Non-adherence is particularly challenging. Reasons why a patient with a chronic asymptomatic condition like RH might not adhere to their medication are diverse and multifaceted; yet it is essential to understand the function of non-adherence behaviour if you hope to change it.

To learn more about the extent of and reasons for non-adherence for RH, we conducted a systematic review and meta-analysis (Durand et al., 2017). Of 68,313 participants, 31.2% were non-adherent, suggesting that at least one-third of patients may be inappropriately classed as resistant. Further subgroup analyses revealed that adherence rates varied depending on the clinical setting (with poorest adherence observed for patients in specialist hypertension clinics) and the measure used to assess adherence. In fact, when we meta-analysed studies that used direct measures only (e.g. bioassays of blood or urine), the overall non-adherence figure was closer to 50%.

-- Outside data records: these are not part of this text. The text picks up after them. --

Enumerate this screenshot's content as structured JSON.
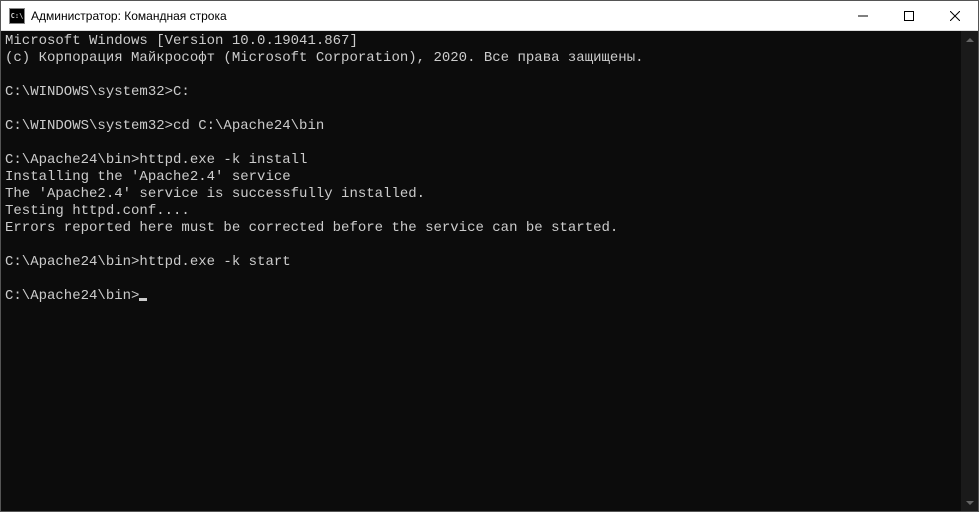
{
  "window": {
    "icon_text": "C:\\",
    "title": "Администратор: Командная строка"
  },
  "terminal": {
    "lines": [
      "Microsoft Windows [Version 10.0.19041.867]",
      "(c) Корпорация Майкрософт (Microsoft Corporation), 2020. Все права защищены.",
      "",
      "C:\\WINDOWS\\system32>C:",
      "",
      "C:\\WINDOWS\\system32>cd C:\\Apache24\\bin",
      "",
      "C:\\Apache24\\bin>httpd.exe -k install",
      "Installing the 'Apache2.4' service",
      "The 'Apache2.4' service is successfully installed.",
      "Testing httpd.conf....",
      "Errors reported here must be corrected before the service can be started.",
      "",
      "C:\\Apache24\\bin>httpd.exe -k start",
      "",
      "C:\\Apache24\\bin>"
    ],
    "prompt_index": 15
  }
}
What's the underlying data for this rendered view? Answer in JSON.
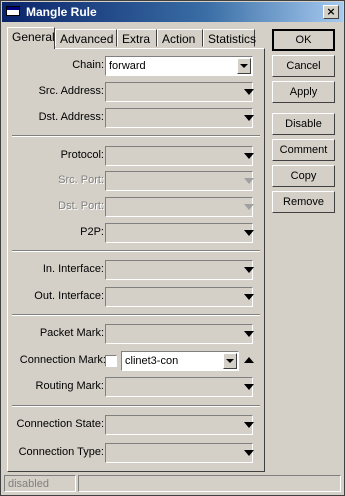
{
  "window": {
    "title": "Mangle Rule",
    "close_glyph": "×"
  },
  "tabs": [
    {
      "label": "General",
      "active": true
    },
    {
      "label": "Advanced"
    },
    {
      "label": "Extra"
    },
    {
      "label": "Action"
    },
    {
      "label": "Statistics"
    }
  ],
  "fields": {
    "chain": {
      "label": "Chain:",
      "value": "forward"
    },
    "src_address": {
      "label": "Src. Address:"
    },
    "dst_address": {
      "label": "Dst. Address:"
    },
    "protocol": {
      "label": "Protocol:"
    },
    "src_port": {
      "label": "Src. Port:"
    },
    "dst_port": {
      "label": "Dst. Port:"
    },
    "p2p": {
      "label": "P2P:"
    },
    "in_interface": {
      "label": "In. Interface:"
    },
    "out_interface": {
      "label": "Out. Interface:"
    },
    "packet_mark": {
      "label": "Packet Mark:"
    },
    "connection_mark": {
      "label": "Connection Mark:",
      "value": "clinet3-con",
      "negate_checked": false
    },
    "routing_mark": {
      "label": "Routing Mark:"
    },
    "connection_state": {
      "label": "Connection State:"
    },
    "connection_type": {
      "label": "Connection Type:"
    }
  },
  "buttons": {
    "ok": "OK",
    "cancel": "Cancel",
    "apply": "Apply",
    "disable": "Disable",
    "comment": "Comment",
    "copy": "Copy",
    "remove": "Remove"
  },
  "status": {
    "text": "disabled"
  },
  "icons": {
    "dropdown": "chevron-down-icon",
    "collapse": "chevron-up-icon",
    "window": "window-icon"
  }
}
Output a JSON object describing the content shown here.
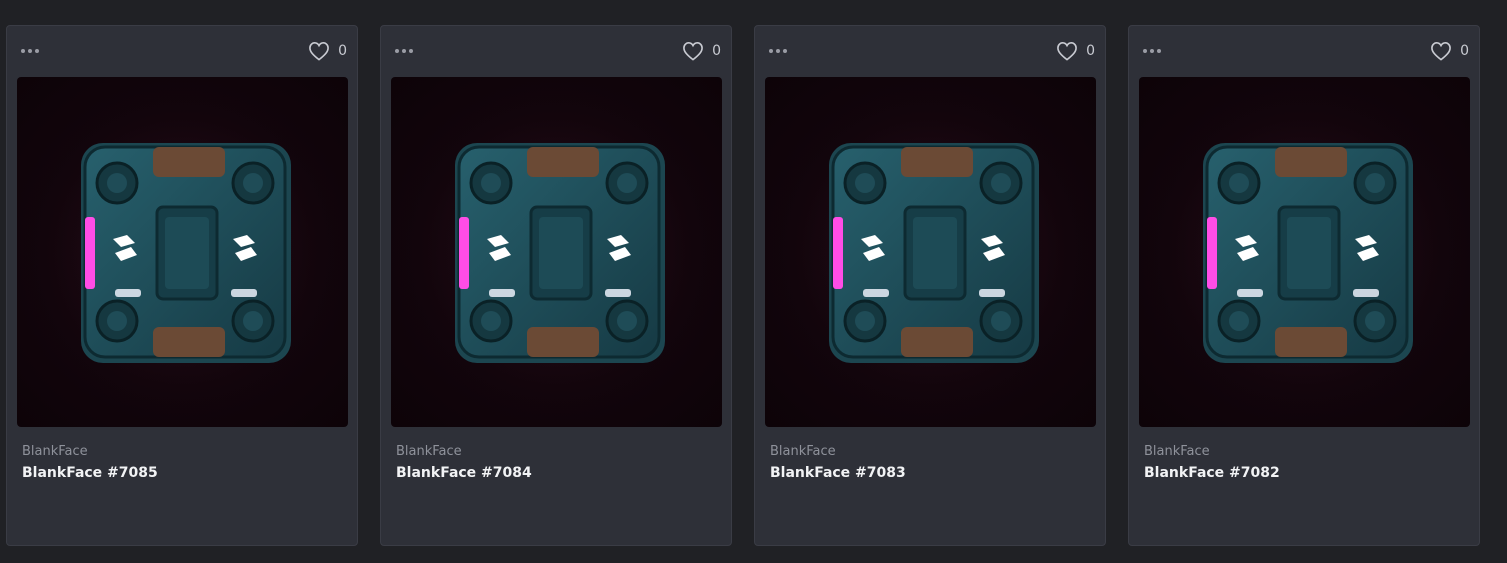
{
  "cards": [
    {
      "collection": "BlankFace",
      "name": "BlankFace #7085",
      "likes": "0"
    },
    {
      "collection": "BlankFace",
      "name": "BlankFace #7084",
      "likes": "0"
    },
    {
      "collection": "BlankFace",
      "name": "BlankFace #7083",
      "likes": "0"
    },
    {
      "collection": "BlankFace",
      "name": "BlankFace #7082",
      "likes": "0"
    }
  ],
  "icons": {
    "menu": "more-dots-icon",
    "like": "heart-outline-icon"
  },
  "colors": {
    "background": "#202125",
    "card": "#2e3038",
    "accent_magenta": "#ff4de6",
    "accent_orange": "#ff9a2e",
    "box_teal": "#1f4c57"
  }
}
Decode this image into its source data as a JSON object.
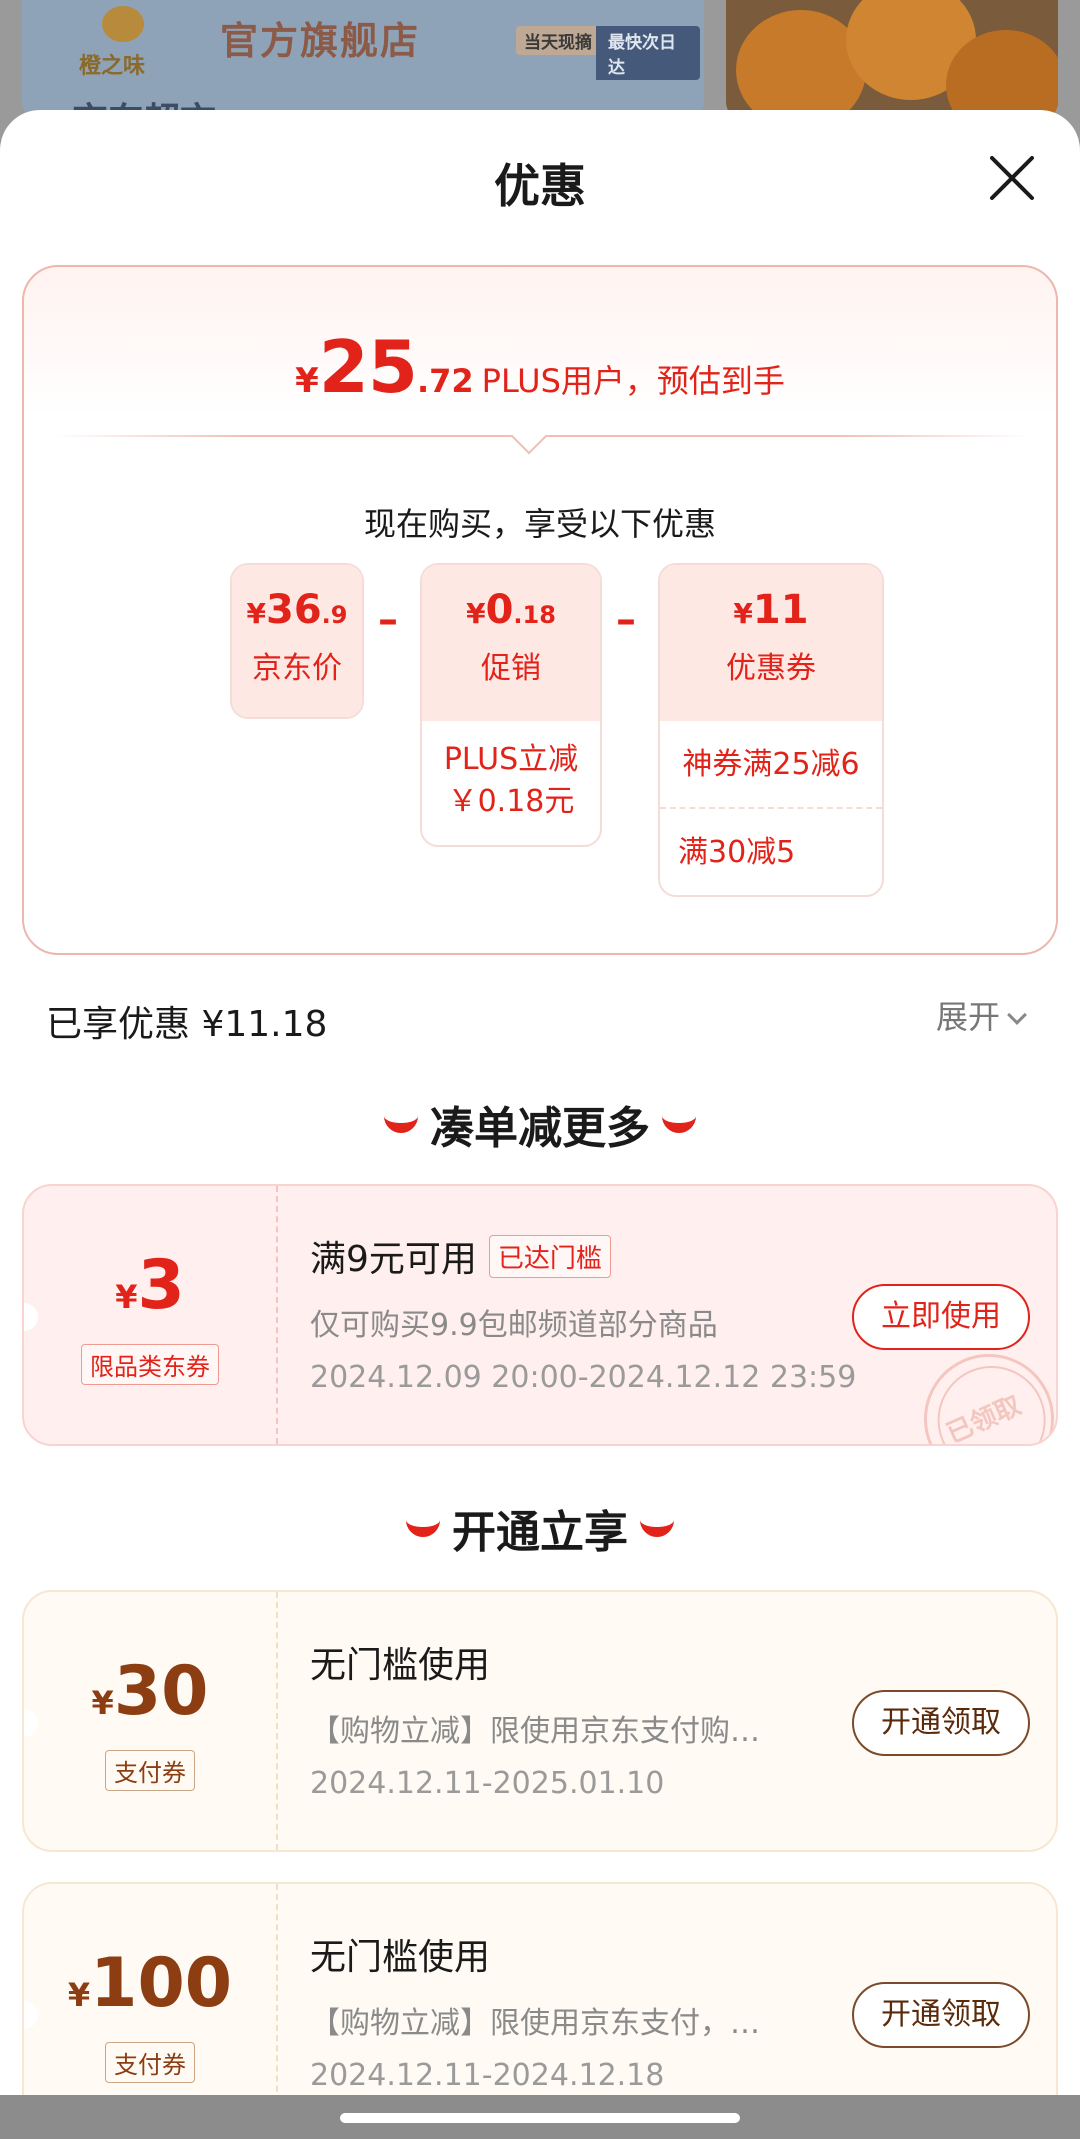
{
  "background": {
    "store_logo_text": "橙之味",
    "store_name": "官方旗舰店",
    "tag_pick": "当天现摘",
    "tag_delivery": "最快次日达",
    "store_sub": "京东超市"
  },
  "sheet": {
    "title": "优惠"
  },
  "estimate": {
    "currency": "¥",
    "integer": "25",
    "decimal": ".72",
    "label": "PLUS用户，预估到手"
  },
  "breakdown": {
    "intro": "现在购买，享受以下优惠",
    "minus": "–",
    "jd_price": {
      "currency": "¥",
      "integer": "36",
      "decimal": ".9",
      "caption": "京东价"
    },
    "promotion": {
      "currency": "¥",
      "integer": "0",
      "decimal": ".18",
      "caption": "促销",
      "details": [
        "PLUS立减",
        "￥0.18元"
      ]
    },
    "coupon": {
      "currency": "¥",
      "integer": "11",
      "decimal": "",
      "caption": "优惠券",
      "details": [
        "神券满25减6",
        "满30减5"
      ]
    }
  },
  "enjoyed": {
    "label": "已享优惠 ¥11.18",
    "expand": "展开"
  },
  "sections": {
    "more": "凑单减更多",
    "plus": "开通立享"
  },
  "coupons": [
    {
      "currency": "¥",
      "amount": "3",
      "kind": "限品类东券",
      "title": "满9元可用",
      "tag": "已达门槛",
      "desc": "仅可购买9.9包邮频道部分商品",
      "date": "2024.12.09 20:00-2024.12.12 23:59",
      "button": "立即使用",
      "stamp": "已领取"
    },
    {
      "currency": "¥",
      "amount": "30",
      "kind": "支付券",
      "title": "无门槛使用",
      "desc": "【购物立减】限使用京东支付购…",
      "date": "2024.12.11-2025.01.10",
      "button": "开通领取"
    },
    {
      "currency": "¥",
      "amount": "100",
      "kind": "支付券",
      "title": "无门槛使用",
      "desc": "【购物立减】限使用京东支付，…",
      "date": "2024.12.11-2024.12.18",
      "button": "开通领取"
    }
  ],
  "colors": {
    "accent_red": "#e2231a",
    "gold_brown": "#8c3d12",
    "card_border": "#ecb7ad"
  }
}
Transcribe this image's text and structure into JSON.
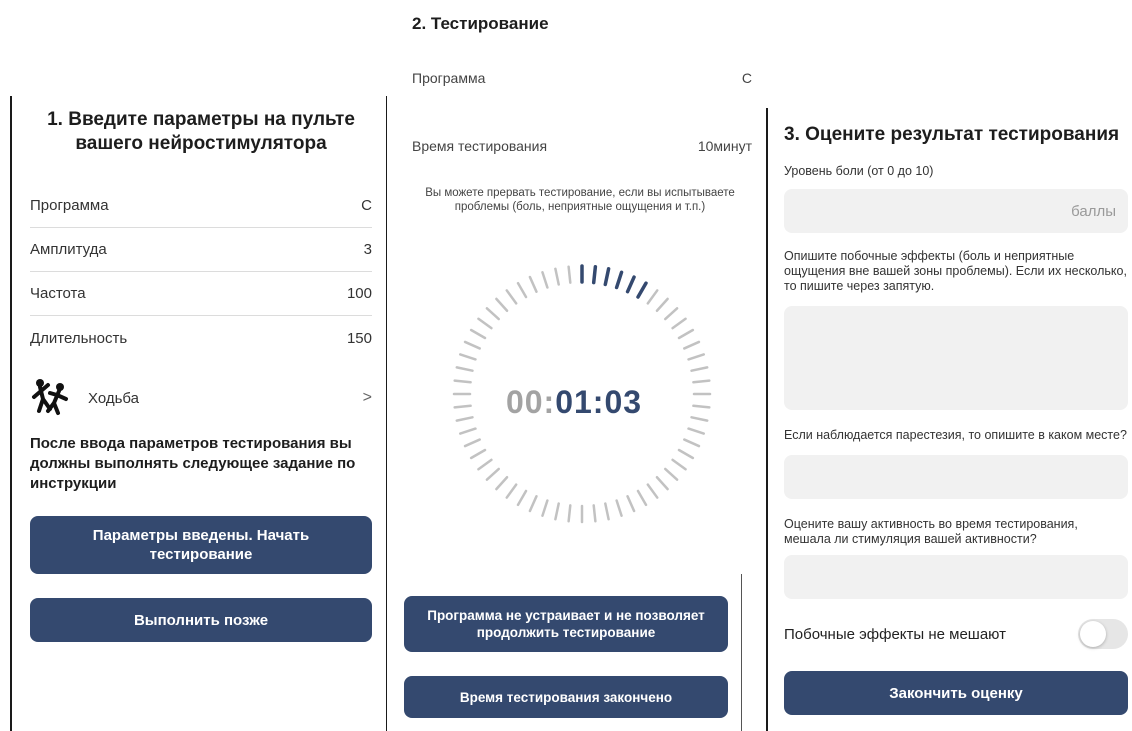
{
  "step1": {
    "title": "1. Введите параметры на пульте вашего нейростимулятора",
    "params": [
      {
        "label": "Программа",
        "value": "С"
      },
      {
        "label": "Амплитуда",
        "value": "3"
      },
      {
        "label": "Частота",
        "value": "100"
      },
      {
        "label": "Длительность",
        "value": "150"
      }
    ],
    "activity": {
      "label": "Ходьба",
      "icon": "walking-figure-icon",
      "chevron": ">"
    },
    "note": "После ввода параметров тестирования вы должны выполнять следующее задание по инструкции",
    "start_button": "Параметры введены. Начать тестирование",
    "later_button": "Выполнить позже"
  },
  "step2": {
    "title": "2. Тестирование",
    "program_label": "Программа",
    "program_value": "С",
    "time_label": "Время тестирования",
    "time_value": "10минут",
    "note": "Вы можете прервать тестирование, если вы испытываете проблемы (боль, неприятные ощущения и т.п.)",
    "timer_prefix": "00:",
    "timer_value": "01:03",
    "dial": {
      "total_ticks": 60,
      "active_ticks": 6
    },
    "reject_button": "Программа не устраивает и не позволяет продолжить тестирование",
    "finished_button": "Время тестирования закончено"
  },
  "step3": {
    "title": "3. Оцените результат тестирования",
    "pain_label": "Уровень боли (от 0 до 10)",
    "pain_placeholder": "баллы",
    "side_effects_label": "Опишите побочные эффекты (боль и неприятные ощущения вне вашей зоны проблемы). Если их несколько, то пишите через запятую.",
    "paresthesia_label": "Если наблюдается парестезия, то опишите в каком месте?",
    "activity_label": "Оцените вашу активность во время тестирования, мешала ли стимуляция вашей активности?",
    "toggle_label": "Побочные эффекты не мешают",
    "toggle_on": false,
    "finish_button": "Закончить оценку"
  },
  "colors": {
    "accent": "#34496f",
    "tick_inactive": "#c2c2c2",
    "input_bg": "#f1f1f1"
  }
}
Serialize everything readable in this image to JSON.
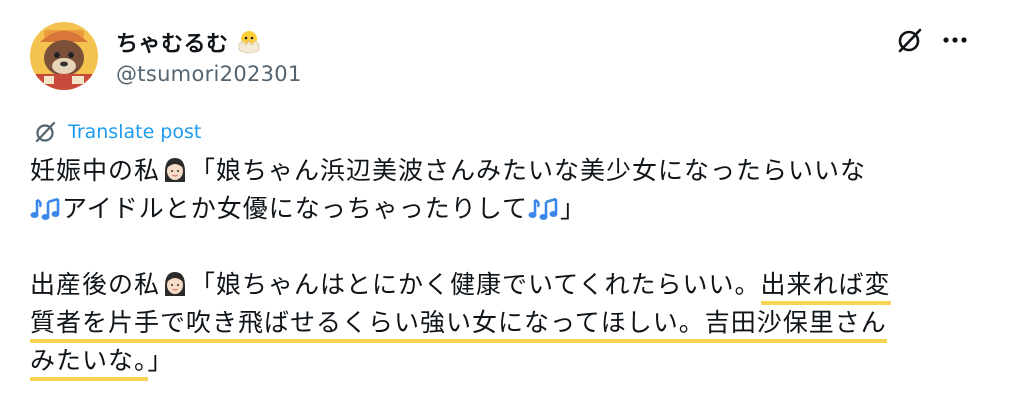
{
  "author": {
    "display_name": "ちゃむるむ",
    "handle": "@tsumori202301",
    "name_emoji": "hatching-chick-icon"
  },
  "actions": {
    "grok_icon": "grok-icon",
    "more_icon": "more-icon"
  },
  "translate": {
    "label": "Translate post"
  },
  "post": {
    "line1_a": "妊娠中の私",
    "line1_b": "「娘ちゃん浜辺美波さんみたいな美少女になったらいいな",
    "line2": "アイドルとか女優になっちゃったりして",
    "line2_end": "」",
    "line3_a": "出産後の私",
    "line3_b": "「娘ちゃんはとにかく健康でいてくれたらいい。",
    "line3_hl": "出来れば変",
    "line4_hl": "質者を片手で吹き飛ばせるくらい強い女になってほしい。吉田沙保里さん",
    "line5_hl": "みたいな。",
    "line5_end": "」"
  },
  "colors": {
    "link": "#1d9bf0",
    "secondary_text": "#536471",
    "highlight_underline": "#f7d354"
  }
}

What was particularly interesting, and honestly quite disappointing, about our findings was that, of 24 included studies, only six examined patient-level predictors of adherence. Of these six, all investigated demographic and/or biological factors (e.g., age, sex, income, heart rate or blood pressure); however, no study in our review examined psychological factors associated with adherence for RH. This is a major limitation of the existing literature that needs to be addressed.

Ultimately we ended up knowing a little more and a lot less about non-adherence for RH. The simple fact is that a patient cannot be described as resistant to a treatment he or she is not taking; however, extant research has neglected intensive study of non-adherent patients, leaving “pseudo-resistant” patients at increased risk of cardiovascular events and diseases. My PhD research, supervised by Dr Gerry Molloy (NUI Galway), will use established psychological theory to identify reasons why these patients do not adhere; with the ultimate goal of informing targeted behaviour-change interventions to improve adherence and cardiovascular health [watch this space].

This research is conducted as part of a Health Research Board-funded project investigating RH in general practice in Ireland, led by Professor Andrew Murphy (NUI Galway). This project aims to use international best practice guidelines to identify the prevalence and prognosis of RH in primary care in Ireland.


Hannah Durand

PhD Candidate, Medication Adherence across the Lifespan (MEDAL) Group,

School of Psychology, NUI Galway



Research funded by the Health Research Board Patient-Oriented Research Award



Durand, H., Hayes, P., Morrissey, E. C., Newell, J., Casey, M., Murphy, A. W., & Molloy, G. J. (2017). Medication adherence among patients with apparent treatment-resistant hypertension: Systematic review and meta-analysis. Journal of Hypertension, 35. Epub ahead of print.